* **Page and application data records**:
──────────

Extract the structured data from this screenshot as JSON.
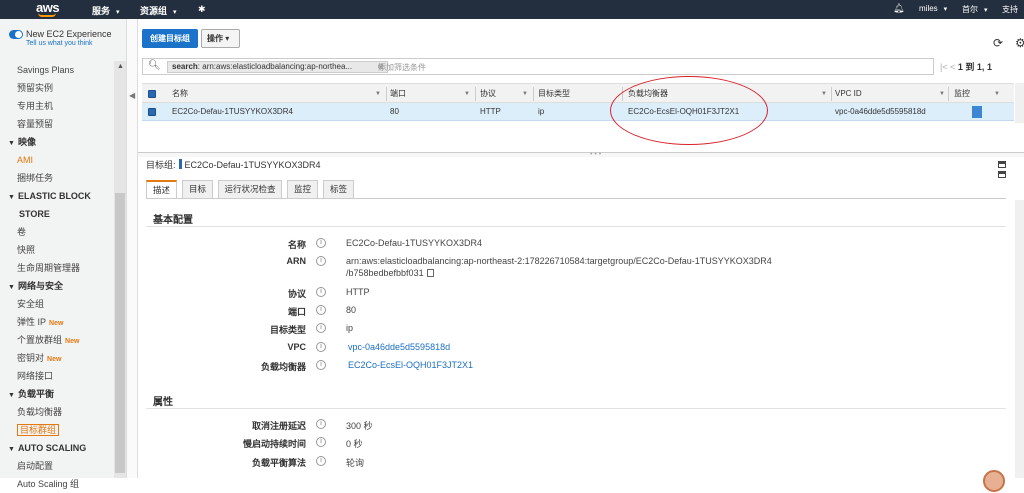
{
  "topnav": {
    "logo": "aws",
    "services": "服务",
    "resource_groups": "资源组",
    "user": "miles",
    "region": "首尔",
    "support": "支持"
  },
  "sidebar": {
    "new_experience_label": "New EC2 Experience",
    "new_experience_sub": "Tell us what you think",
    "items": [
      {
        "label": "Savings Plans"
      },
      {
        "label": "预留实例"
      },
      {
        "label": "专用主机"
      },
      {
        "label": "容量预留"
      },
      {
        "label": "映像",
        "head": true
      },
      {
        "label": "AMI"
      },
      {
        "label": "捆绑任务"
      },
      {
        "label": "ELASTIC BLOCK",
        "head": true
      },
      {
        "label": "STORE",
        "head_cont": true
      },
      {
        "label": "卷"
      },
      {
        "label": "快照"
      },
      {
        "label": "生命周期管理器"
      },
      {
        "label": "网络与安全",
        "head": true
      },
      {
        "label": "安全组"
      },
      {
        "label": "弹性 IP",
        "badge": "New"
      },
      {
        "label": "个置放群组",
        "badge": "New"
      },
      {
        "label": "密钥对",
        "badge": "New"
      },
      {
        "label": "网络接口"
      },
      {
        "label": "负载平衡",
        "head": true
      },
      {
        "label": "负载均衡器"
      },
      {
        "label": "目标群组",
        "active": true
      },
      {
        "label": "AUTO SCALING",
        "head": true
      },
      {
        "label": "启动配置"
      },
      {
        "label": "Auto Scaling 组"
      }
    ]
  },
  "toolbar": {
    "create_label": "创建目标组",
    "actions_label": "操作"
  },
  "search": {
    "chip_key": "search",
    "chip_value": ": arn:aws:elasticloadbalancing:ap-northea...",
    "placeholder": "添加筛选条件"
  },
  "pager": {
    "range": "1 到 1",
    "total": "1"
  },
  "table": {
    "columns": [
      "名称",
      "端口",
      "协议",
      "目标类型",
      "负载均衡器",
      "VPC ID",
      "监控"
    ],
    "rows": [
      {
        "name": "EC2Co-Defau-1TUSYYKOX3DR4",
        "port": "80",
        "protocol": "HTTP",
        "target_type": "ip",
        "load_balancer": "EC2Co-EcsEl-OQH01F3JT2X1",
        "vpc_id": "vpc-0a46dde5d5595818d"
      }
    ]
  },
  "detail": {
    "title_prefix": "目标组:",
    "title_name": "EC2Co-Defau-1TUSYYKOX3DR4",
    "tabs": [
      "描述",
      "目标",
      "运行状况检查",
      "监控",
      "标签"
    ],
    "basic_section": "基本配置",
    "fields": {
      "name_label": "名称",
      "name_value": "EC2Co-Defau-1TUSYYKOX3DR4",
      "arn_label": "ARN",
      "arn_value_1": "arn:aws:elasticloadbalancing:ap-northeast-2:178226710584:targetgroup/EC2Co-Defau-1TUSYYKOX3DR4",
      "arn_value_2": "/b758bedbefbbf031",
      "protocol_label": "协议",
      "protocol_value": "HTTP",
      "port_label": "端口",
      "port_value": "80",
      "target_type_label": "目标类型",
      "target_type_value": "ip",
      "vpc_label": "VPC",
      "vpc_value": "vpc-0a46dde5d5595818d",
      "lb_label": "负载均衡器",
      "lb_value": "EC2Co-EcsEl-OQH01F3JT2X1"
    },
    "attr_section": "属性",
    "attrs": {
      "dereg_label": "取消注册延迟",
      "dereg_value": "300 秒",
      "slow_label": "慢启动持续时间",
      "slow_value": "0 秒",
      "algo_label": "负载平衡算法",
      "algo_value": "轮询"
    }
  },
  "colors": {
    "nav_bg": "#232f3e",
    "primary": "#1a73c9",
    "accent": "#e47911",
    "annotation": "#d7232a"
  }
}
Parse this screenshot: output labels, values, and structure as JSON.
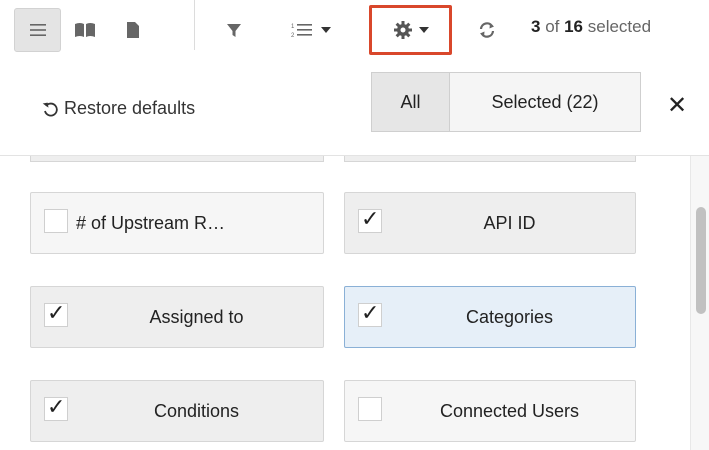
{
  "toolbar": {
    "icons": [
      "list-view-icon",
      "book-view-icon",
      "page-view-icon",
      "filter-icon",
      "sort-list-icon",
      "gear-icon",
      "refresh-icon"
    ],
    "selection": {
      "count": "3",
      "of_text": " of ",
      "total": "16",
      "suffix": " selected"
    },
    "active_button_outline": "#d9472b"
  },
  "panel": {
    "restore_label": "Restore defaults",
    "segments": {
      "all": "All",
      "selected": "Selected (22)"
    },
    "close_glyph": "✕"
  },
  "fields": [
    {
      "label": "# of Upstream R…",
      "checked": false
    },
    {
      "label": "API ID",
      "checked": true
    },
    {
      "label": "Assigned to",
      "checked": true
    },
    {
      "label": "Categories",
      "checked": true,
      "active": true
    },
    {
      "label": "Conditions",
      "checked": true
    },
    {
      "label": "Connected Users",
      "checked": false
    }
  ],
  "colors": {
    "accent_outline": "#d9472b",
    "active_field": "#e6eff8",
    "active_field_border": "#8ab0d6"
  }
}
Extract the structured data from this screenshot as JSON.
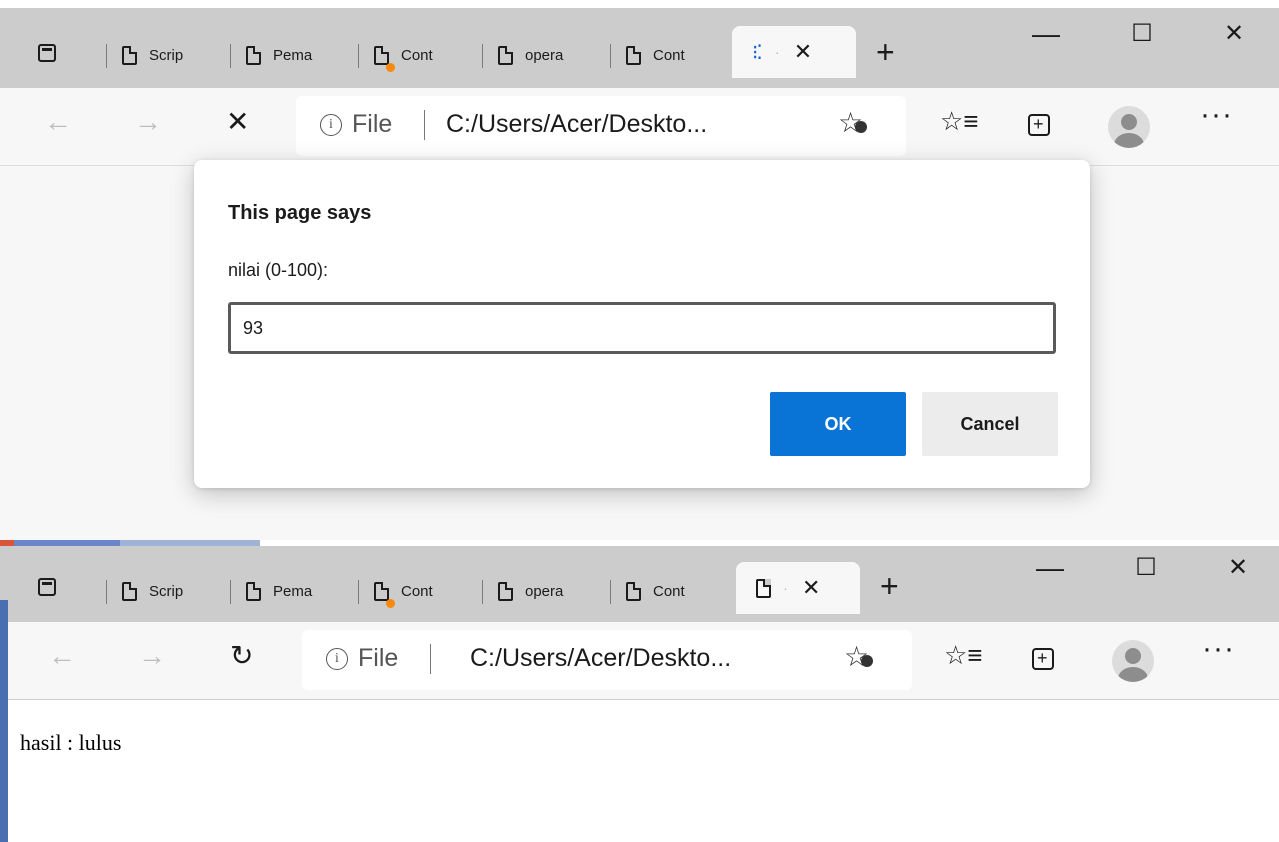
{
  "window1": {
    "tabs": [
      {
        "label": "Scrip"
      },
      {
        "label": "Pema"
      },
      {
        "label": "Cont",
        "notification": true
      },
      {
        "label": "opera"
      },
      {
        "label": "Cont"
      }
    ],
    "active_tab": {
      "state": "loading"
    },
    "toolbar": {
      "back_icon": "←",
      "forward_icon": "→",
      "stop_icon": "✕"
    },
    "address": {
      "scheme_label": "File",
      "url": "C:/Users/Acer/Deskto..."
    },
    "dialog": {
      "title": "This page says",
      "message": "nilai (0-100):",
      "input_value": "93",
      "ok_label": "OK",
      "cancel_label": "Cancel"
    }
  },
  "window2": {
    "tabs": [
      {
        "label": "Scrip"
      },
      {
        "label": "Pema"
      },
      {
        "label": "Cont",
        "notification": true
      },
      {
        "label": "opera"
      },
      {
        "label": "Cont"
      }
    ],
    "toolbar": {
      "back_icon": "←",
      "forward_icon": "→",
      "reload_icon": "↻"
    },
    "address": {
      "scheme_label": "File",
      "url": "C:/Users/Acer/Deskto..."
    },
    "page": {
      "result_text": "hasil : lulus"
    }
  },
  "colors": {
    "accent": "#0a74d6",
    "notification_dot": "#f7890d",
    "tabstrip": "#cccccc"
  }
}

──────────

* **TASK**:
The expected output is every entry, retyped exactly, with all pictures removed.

* **EXPECTED ANSWER**:
Extract the structured data from this screenshot as JSON.
{
  "topnav": {
    "logo": "aws",
    "services": "服务",
    "resource_groups": "资源组",
    "user": "miles",
    "region": "首尔",
    "support": "支持"
  },
  "sidebar": {
    "new_experience_label": "New EC2 Experience",
    "new_experience_sub": "Tell us what you think",
    "items": [
      {
        "label": "Savings Plans"
      },
      {
        "label": "预留实例"
      },
      {
        "label": "专用主机"
      },
      {
        "label": "容量预留"
      },
      {
        "label": "映像",
        "head": true
      },
      {
        "label": "AMI"
      },
      {
        "label": "捆绑任务"
      },
      {
        "label": "ELASTIC BLOCK",
        "head": true
      },
      {
        "label": "STORE",
        "head_cont": true
      },
      {
        "label": "卷"
      },
      {
        "label": "快照"
      },
      {
        "label": "生命周期管理器"
      },
      {
        "label": "网络与安全",
        "head": true
      },
      {
        "label": "安全组"
      },
      {
        "label": "弹性 IP",
        "badge": "New"
      },
      {
        "label": "个置放群组",
        "badge": "New"
      },
      {
        "label": "密钥对",
        "badge": "New"
      },
      {
        "label": "网络接口"
      },
      {
        "label": "负载平衡",
        "head": true
      },
      {
        "label": "负载均衡器"
      },
      {
        "label": "目标群组",
        "active": true
      },
      {
        "label": "AUTO SCALING",
        "head": true
      },
      {
        "label": "启动配置"
      },
      {
        "label": "Auto Scaling 组"
      }
    ]
  },
  "toolbar": {
    "create_label": "创建目标组",
    "actions_label": "操作"
  },
  "search": {
    "chip_key": "search",
    "chip_value": ": arn:aws:elasticloadbalancing:ap-northea...",
    "placeholder": "添加筛选条件"
  },
  "pager": {
    "range": "1 到 1",
    "total": "1"
  },
  "table": {
    "columns": [
      "名称",
      "端口",
      "协议",
      "目标类型",
      "负载均衡器",
      "VPC ID",
      "监控"
    ],
    "rows": [
      {
        "name": "EC2Co-Defau-1TUSYYKOX3DR4",
        "port": "80",
        "protocol": "HTTP",
        "target_type": "ip",
        "load_balancer": "EC2Co-EcsEl-OQH01F3JT2X1",
        "vpc_id": "vpc-0a46dde5d5595818d"
      }
    ]
  },
  "detail": {
    "title_prefix": "目标组:",
    "title_name": "EC2Co-Defau-1TUSYYKOX3DR4",
    "tabs": [
      "描述",
      "目标",
      "运行状况检查",
      "监控",
      "标签"
    ],
    "basic_section": "基本配置",
    "fields": {
      "name_label": "名称",
      "name_value": "EC2Co-Defau-1TUSYYKOX3DR4",
      "arn_label": "ARN",
      "arn_value_1": "arn:aws:elasticloadbalancing:ap-northeast-2:178226710584:targetgroup/EC2Co-Defau-1TUSYYKOX3DR4",
      "arn_value_2": "/b758bedbefbbf031",
      "protocol_label": "协议",
      "protocol_value": "HTTP",
      "port_label": "端口",
      "port_value": "80",
      "target_type_label": "目标类型",
      "target_type_value": "ip",
      "vpc_label": "VPC",
      "vpc_value": "vpc-0a46dde5d5595818d",
      "lb_label": "负载均衡器",
      "lb_value": "EC2Co-EcsEl-OQH01F3JT2X1"
    },
    "attr_section": "属性",
    "attrs": {
      "dereg_label": "取消注册延迟",
      "dereg_value": "300 秒",
      "slow_label": "慢启动持续时间",
      "slow_value": "0 秒",
      "algo_label": "负载平衡算法",
      "algo_value": "轮询"
    }
  },
  "colors": {
    "nav_bg": "#232f3e",
    "primary": "#1a73c9",
    "accent": "#e47911",
    "annotation": "#d7232a"
  }
}
Parse this screenshot: output labels, values, and structure as JSON.
{
  "toolbar": {
    "icons": [
      "list-view-icon",
      "book-view-icon",
      "page-view-icon",
      "filter-icon",
      "sort-list-icon",
      "gear-icon",
      "refresh-icon"
    ],
    "selection": {
      "count": "3",
      "of_text": " of ",
      "total": "16",
      "suffix": " selected"
    },
    "active_button_outline": "#d9472b"
  },
  "panel": {
    "restore_label": "Restore defaults",
    "segments": {
      "all": "All",
      "selected": "Selected (22)"
    },
    "close_glyph": "✕"
  },
  "fields": [
    {
      "label": "# of Upstream R…",
      "checked": false
    },
    {
      "label": "API ID",
      "checked": true
    },
    {
      "label": "Assigned to",
      "checked": true
    },
    {
      "label": "Categories",
      "checked": true,
      "active": true
    },
    {
      "label": "Conditions",
      "checked": true
    },
    {
      "label": "Connected Users",
      "checked": false
    }
  ],
  "colors": {
    "accent_outline": "#d9472b",
    "active_field": "#e6eff8",
    "active_field_border": "#8ab0d6"
  }
}
Extract the structured data from this screenshot as JSON.
{
  "window1": {
    "tabs": [
      {
        "label": "Scrip"
      },
      {
        "label": "Pema"
      },
      {
        "label": "Cont",
        "notification": true
      },
      {
        "label": "opera"
      },
      {
        "label": "Cont"
      }
    ],
    "active_tab": {
      "state": "loading"
    },
    "toolbar": {
      "back_icon": "←",
      "forward_icon": "→",
      "stop_icon": "✕"
    },
    "address": {
      "scheme_label": "File",
      "url": "C:/Users/Acer/Deskto..."
    },
    "dialog": {
      "title": "This page says",
      "message": "nilai (0-100):",
      "input_value": "93",
      "ok_label": "OK",
      "cancel_label": "Cancel"
    }
  },
  "window2": {
    "tabs": [
      {
        "label": "Scrip"
      },
      {
        "label": "Pema"
      },
      {
        "label": "Cont",
        "notification": true
      },
      {
        "label": "opera"
      },
      {
        "label": "Cont"
      }
    ],
    "toolbar": {
      "back_icon": "←",
      "forward_icon": "→",
      "reload_icon": "↻"
    },
    "address": {
      "scheme_label": "File",
      "url": "C:/Users/Acer/Deskto..."
    },
    "page": {
      "result_text": "hasil : lulus"
    }
  },
  "colors": {
    "accent": "#0a74d6",
    "notification_dot": "#f7890d",
    "tabstrip": "#cccccc"
  }
}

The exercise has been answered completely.